By definition, change management is the act of guiding change from the corporate to the individual level. It focuses on preparing employees for change, equipping them with the resources they may need, and supporting their weaknesses while Lean six sigma will ensure a required amount of effort to multiple projects running in parallel with reduced errors, eliminate wastes and improve customer satisfaction. Knowing only the deliverables accessible at each stage for each project didn’t give the perceivability needed to successfully manage with all aspects of a product portfolio.

Building a Coalition
Actualizing Six Sigma activities commonly includes setting up process improvement projects driven by quality management experts affirmed as Black Belts. These experts utilize quality management tools to define measure, analyze, improve and control measures (DMAIC). Utilizing change management procedures depicted by specialists, for example,  as psychologist John Kotter, they encourage and oversee hierarchical change by disclosing to project team members why changing processes to improve them makes sense.

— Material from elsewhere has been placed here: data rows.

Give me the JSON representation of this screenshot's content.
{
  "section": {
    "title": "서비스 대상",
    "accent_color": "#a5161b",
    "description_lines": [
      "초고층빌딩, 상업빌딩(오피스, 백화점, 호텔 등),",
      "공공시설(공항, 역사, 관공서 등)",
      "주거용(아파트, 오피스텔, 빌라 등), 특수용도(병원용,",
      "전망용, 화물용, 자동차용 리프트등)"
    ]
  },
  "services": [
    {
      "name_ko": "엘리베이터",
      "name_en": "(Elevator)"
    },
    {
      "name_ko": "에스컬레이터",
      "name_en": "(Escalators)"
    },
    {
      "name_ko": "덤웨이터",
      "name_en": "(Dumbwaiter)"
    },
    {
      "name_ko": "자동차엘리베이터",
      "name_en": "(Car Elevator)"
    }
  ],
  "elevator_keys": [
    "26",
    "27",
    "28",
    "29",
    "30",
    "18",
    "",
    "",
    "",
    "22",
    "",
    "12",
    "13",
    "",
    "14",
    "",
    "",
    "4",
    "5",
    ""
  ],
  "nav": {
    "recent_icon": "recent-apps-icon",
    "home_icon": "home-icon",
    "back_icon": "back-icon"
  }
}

They recognize the threats and obstacles to actualizing the proposed changes. Individuals certified as Six Sigma Black Belts lead the change, with help from stakeholders, sponsors and key team members. By persuading individuals that process improvement changes bring about substantial advantages; these leaders build the team which together creates the force expected to advance and change.

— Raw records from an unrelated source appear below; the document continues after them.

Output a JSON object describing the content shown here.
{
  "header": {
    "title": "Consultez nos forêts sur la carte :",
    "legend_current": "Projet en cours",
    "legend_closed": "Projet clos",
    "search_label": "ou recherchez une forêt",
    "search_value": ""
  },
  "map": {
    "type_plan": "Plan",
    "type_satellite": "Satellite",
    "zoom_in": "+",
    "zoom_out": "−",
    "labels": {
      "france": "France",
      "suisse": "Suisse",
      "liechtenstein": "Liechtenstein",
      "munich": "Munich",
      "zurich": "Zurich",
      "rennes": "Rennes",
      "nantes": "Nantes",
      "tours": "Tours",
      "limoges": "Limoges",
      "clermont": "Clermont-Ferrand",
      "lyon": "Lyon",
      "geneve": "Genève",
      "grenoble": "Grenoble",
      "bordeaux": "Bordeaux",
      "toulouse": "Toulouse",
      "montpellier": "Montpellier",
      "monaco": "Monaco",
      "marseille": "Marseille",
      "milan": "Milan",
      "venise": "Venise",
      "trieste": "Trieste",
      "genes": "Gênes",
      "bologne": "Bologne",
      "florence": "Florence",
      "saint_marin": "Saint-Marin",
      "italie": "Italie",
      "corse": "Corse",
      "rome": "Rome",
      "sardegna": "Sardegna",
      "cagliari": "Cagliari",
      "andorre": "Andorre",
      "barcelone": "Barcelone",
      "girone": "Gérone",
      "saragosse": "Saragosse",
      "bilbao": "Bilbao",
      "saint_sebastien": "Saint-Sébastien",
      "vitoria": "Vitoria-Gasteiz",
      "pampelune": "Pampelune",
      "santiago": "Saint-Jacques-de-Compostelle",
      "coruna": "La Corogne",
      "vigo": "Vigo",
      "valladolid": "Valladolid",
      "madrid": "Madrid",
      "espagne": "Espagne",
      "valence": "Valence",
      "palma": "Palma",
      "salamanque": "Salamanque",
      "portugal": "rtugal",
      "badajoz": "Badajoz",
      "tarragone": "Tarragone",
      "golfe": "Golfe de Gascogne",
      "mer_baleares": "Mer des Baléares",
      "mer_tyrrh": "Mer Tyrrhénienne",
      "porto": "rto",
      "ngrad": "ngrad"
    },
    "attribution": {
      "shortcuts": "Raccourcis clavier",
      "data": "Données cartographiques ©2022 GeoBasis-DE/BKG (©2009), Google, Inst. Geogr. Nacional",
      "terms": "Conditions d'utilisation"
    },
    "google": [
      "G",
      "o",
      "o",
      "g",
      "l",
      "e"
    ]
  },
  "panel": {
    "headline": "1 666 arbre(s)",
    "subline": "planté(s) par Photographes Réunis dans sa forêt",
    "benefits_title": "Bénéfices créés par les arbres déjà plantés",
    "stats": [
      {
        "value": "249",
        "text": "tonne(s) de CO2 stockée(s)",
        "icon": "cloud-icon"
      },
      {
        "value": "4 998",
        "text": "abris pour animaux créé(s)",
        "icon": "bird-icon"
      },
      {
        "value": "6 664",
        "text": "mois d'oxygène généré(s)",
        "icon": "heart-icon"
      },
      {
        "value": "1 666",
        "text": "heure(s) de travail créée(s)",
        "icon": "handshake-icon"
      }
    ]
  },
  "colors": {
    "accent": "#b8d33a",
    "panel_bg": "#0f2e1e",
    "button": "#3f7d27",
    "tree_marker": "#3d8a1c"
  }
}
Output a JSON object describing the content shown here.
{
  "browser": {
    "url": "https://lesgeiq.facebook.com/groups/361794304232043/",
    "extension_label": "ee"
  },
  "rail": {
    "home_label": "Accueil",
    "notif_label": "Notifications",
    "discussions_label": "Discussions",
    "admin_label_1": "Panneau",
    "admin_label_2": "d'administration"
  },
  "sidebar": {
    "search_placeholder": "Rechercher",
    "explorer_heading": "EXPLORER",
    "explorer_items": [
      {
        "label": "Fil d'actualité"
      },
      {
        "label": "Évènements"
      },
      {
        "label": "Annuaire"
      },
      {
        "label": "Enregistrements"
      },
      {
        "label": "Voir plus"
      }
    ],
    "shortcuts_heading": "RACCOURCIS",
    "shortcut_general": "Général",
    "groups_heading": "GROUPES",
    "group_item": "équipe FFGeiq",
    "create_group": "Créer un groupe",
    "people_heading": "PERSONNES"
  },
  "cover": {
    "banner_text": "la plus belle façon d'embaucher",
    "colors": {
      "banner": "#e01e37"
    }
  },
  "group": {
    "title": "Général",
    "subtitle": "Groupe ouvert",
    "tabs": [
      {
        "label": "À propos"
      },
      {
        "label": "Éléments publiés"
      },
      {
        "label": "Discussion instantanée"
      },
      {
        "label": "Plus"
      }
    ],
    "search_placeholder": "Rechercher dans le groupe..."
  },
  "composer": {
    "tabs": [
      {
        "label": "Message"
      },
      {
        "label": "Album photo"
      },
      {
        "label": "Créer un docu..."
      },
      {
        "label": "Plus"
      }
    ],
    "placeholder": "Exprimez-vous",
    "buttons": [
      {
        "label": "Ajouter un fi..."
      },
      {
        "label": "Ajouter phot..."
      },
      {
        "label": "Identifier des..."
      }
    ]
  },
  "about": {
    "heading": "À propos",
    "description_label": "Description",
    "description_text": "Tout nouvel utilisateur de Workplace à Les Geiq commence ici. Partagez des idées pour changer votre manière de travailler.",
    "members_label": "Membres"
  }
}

Identifying goals
An effective Six Sigma activity spreads all through the entire organization. Every department builds up its own process improvement objectives. Black Belt leaders consolidate these objectives to shape the organization’s vision. With each project team recognizing its own objectives, motivated team leaders grasp the vision and focus on running after it. Successful leaders convey a predictable message in comprehensive presentation, email message or newsletter. Everybody in the organization should have the option to explain the vision in just a few minutes.  If it’s too complicated, people lose interest or interpret it incorrectly.

Aligning employee performances
Using Change Management Strategies to improve Six Sigma results includes adjusting project objectives as well as self-improvement objectives. At the point when every employee makes measures to improve some portion of the development plan, he commits to doing whatever employee can to reduce errors, eliminate wastes and improve customer satisfaction.

Continuing Change
By recognizing and remunerating individuals who empower measure improvement changes, entrepreneurs ensure the long term success of Six Sigma initiatives. Celebrating short-term wins and learning about what changes brought improvements should be part of company meetings, newsletters and award ceremonies. Change management doesn’t end when the change occurs. It proceeds. After each project improvement process, teams need to examine what worked and what didn’t. Empowering continuous improvement relies upon permitting team members time to search for creative answers for progressing issues.


As change management, Lean Six Sigma experts should have the option to: make an influential case for change, gain commitment and collaboration from the organization, impact without power and eliminate resistance. By incorporating the organizational change management techniques outlined, Lean Six Sigma specialists are better able to manage their stakeholders and ensure project success. Without the incorporation of organizational change management techniques in the DMAIC strategy to deal with individuals on the Lean Six Sigma project, the probability of project failure rises drastically.